Grading plans may seem complicated at first glance, but it is actually simple to understand. When grading a site, the finish grade should match the direction, slope and elevation for appropriate contour interpretation.
As you can see in your grading plan, the dotted lines indicate the elevation above sea level, which approximately tells you how much cut or fill is needed. Knowing this would be useful in developing an excavation plan as well as helps you plan the budget.
A grading plan that shows cuts and fills in different colors, makes it easier to anticipate problems and indicates the total earthwork, which makes it possible to get maximum productivity from the equipment, because it helps work out the excavation procedures.
The grading plan will show and specify the new shape of the entire ground, which are the contours of the new ground surface. The contour drawing makes it possible to control the landform as a whole.
The grading plan is most delicate and significant, because it features the area that should be left undisturbed or any features to be retained, such as the trees, existing roads or outcrops.
The new ground surface makes the transition easier to any predetermined new surfaces, such as the roads or the spaces close by new buildings. Inspired landscape designs have one key ingredient – inspired grading design!
Do it right the first time. A preliminary grading plan is first prepared before developing one or more exploratory grading plans, which is an important process in arriving at a grading solution. The contour model is part of the presentation of the schematic design to the client.
The grading plan helps the designer evaluate its aesthetic merits and get a better idea of how the landforms created might look in the landscape. Following the acceptance of the grading plans is the work on the design development phase.
* Prevent property damage, flooding, standing water and erosion of embankment areas
* Gives a better view of the existing topography and its relationship with the adjacent properties
* Coordinates all private and public utility locations
* Accommodates offsite drainage

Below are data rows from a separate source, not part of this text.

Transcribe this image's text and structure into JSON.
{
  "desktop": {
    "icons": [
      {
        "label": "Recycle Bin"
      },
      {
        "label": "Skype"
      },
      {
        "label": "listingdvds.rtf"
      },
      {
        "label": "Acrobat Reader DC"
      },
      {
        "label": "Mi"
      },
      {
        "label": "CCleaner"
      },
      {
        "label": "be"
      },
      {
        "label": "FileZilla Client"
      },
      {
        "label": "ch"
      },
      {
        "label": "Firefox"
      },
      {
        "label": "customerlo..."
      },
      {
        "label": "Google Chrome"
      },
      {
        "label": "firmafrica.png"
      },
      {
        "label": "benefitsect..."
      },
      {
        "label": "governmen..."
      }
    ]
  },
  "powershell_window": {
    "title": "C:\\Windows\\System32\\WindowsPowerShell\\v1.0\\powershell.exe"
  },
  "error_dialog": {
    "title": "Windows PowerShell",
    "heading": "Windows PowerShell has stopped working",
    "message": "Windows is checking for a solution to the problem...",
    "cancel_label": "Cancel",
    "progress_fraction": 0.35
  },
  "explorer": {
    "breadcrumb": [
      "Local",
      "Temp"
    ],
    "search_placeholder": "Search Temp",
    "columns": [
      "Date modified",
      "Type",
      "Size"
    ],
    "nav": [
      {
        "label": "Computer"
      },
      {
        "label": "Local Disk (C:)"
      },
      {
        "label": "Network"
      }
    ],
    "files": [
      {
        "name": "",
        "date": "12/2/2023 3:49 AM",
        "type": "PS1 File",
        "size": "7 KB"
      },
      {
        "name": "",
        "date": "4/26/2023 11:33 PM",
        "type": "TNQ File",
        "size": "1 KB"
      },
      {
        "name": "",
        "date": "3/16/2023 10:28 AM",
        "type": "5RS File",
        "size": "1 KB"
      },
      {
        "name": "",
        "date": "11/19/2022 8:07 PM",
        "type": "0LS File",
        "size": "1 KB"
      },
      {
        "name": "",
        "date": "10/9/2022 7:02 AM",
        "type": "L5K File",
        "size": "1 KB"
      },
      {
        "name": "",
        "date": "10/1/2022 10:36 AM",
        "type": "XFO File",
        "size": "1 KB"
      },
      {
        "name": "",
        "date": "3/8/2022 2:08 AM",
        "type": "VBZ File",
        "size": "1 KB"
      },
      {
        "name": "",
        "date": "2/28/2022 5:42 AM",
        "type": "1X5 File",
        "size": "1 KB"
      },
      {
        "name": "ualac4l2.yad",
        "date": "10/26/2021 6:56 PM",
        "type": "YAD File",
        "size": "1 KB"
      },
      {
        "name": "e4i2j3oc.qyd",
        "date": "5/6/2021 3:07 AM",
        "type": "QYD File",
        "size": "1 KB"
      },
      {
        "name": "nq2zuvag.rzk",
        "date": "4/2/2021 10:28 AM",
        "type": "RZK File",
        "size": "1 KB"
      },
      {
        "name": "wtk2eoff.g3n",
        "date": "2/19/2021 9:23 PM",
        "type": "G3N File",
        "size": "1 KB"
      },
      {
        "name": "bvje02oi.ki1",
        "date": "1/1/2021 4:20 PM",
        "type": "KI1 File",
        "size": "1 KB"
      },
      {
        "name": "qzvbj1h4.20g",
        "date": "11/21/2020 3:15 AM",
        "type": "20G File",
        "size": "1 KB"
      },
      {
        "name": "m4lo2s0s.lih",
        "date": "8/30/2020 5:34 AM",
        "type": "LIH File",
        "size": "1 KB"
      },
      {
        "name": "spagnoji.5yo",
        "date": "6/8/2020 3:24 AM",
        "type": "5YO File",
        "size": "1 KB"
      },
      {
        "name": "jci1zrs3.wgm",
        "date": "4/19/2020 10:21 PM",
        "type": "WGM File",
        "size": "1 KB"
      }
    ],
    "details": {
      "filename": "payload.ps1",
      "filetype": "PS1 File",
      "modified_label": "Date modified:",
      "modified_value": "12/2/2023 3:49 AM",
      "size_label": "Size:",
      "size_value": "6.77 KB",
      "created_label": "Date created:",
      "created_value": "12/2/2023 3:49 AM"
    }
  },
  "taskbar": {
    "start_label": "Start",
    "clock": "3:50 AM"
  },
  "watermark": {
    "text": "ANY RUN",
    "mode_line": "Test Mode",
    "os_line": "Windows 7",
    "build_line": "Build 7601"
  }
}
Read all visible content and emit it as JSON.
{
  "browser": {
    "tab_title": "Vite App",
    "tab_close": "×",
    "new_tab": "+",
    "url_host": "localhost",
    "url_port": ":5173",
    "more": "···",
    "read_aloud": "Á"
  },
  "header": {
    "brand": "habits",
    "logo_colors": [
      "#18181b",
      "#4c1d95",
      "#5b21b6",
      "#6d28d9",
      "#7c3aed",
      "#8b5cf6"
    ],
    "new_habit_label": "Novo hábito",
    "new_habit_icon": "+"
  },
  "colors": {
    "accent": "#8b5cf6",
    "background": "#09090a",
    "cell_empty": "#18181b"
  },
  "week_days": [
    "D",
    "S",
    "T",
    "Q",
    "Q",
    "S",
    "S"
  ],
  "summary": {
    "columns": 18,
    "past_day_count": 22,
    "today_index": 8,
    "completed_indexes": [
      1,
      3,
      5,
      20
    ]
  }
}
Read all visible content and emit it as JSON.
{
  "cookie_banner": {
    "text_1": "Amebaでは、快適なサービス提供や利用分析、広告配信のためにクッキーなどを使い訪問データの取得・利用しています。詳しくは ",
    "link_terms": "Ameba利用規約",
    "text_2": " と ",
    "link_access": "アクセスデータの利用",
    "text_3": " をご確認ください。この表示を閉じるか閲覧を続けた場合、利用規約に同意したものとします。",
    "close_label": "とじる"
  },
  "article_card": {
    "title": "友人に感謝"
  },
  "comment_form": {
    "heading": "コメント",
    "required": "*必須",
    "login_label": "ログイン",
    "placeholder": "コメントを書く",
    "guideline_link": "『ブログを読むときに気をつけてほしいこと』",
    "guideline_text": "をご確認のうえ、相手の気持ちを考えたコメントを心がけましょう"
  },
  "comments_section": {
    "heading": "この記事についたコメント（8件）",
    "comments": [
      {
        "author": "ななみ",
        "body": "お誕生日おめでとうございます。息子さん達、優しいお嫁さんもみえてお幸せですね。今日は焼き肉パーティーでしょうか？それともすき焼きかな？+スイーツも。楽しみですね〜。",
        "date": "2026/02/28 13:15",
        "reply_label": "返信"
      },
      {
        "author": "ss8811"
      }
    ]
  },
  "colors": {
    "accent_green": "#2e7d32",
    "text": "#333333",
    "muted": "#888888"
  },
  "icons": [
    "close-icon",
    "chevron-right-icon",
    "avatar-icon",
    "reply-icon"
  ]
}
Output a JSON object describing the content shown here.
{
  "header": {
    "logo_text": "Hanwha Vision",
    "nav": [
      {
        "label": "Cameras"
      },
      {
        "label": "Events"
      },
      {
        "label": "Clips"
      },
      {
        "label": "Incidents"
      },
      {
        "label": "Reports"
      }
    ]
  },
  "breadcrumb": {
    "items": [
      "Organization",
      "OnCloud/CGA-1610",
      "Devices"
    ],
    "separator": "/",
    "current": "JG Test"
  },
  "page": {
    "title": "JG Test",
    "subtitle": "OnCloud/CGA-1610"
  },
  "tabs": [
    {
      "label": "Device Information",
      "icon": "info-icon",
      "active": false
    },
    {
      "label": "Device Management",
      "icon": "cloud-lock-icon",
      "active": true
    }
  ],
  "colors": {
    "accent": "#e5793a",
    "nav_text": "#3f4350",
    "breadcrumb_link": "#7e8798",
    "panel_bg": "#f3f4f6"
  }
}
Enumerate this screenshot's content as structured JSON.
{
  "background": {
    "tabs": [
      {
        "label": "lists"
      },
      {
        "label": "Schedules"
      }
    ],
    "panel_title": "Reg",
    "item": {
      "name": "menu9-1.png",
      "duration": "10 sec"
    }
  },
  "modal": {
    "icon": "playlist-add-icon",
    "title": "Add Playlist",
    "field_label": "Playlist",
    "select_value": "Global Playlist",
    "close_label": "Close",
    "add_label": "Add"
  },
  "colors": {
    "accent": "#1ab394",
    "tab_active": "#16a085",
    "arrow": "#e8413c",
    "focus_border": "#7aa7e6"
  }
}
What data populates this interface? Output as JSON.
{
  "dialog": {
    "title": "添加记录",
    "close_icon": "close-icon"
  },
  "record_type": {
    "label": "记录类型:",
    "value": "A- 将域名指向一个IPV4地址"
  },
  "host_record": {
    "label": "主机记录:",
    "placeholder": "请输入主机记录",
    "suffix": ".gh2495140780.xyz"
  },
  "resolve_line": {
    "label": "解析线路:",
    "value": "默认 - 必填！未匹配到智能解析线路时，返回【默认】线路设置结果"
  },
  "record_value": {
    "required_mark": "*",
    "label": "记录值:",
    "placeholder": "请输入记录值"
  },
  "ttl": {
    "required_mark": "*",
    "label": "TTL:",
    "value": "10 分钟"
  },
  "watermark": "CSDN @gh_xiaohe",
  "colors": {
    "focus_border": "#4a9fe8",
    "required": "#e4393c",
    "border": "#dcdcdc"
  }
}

* Complies with state specifications
* Approval of fill material before beginning artwork
Grading configures the surface of the land and shapes the land to best suit the project through the removal of addition of earthen material. A good grading plan design integrates the natural landforms of the site and creates an aesthetically pleasing, yet functional and cost effective site plan.
Grading reforms the land surface and defines the character and aesthetics of the site so it would be compatible with the intended land use. It establishes and controls the new drainage patterns and conforms with the financial constraints and budget.
It is a major component in establishing the function and ensuring the success of the land development. A more specific grading plan gives a breakdown of the grading strategies, tools and requirements.
An understanding of slope and site grading is an important skill for any Civil Engineer. The primary goal is to make sure that the stormwater flows off the site in a safe efficient manner. The engineer must be skilled in drainage designs because grading goes hand in hand with drainage.
As much as possible, standing water must be avoided and the slope of the main access drive must be kept flat if possible. Steeper slopes may give people inconvenience in parking and that goes too with opening parked car doors.
This is one reason why a cut-fill analysis or earthwork calculation is of extreme importance. To minimize import or export of soil, a cut-fill analysis is required to, as much as possible, follow and maintain the existing topography.
Retaining walls are another important aspect of a grading plan. As the developers continue to develop challenging sites, the need to create small retaining walls with little or no geotechnical analysis can be done by the Civil Engineer. However, retaining walls over 4 ft in height already needs the consultation of a structural engineer.
In addition, islands and peninsulas are also considered as grading problem areas, because they may need an extra attention to detail. If one is not careful, it might put the entire development in a grading dilemma.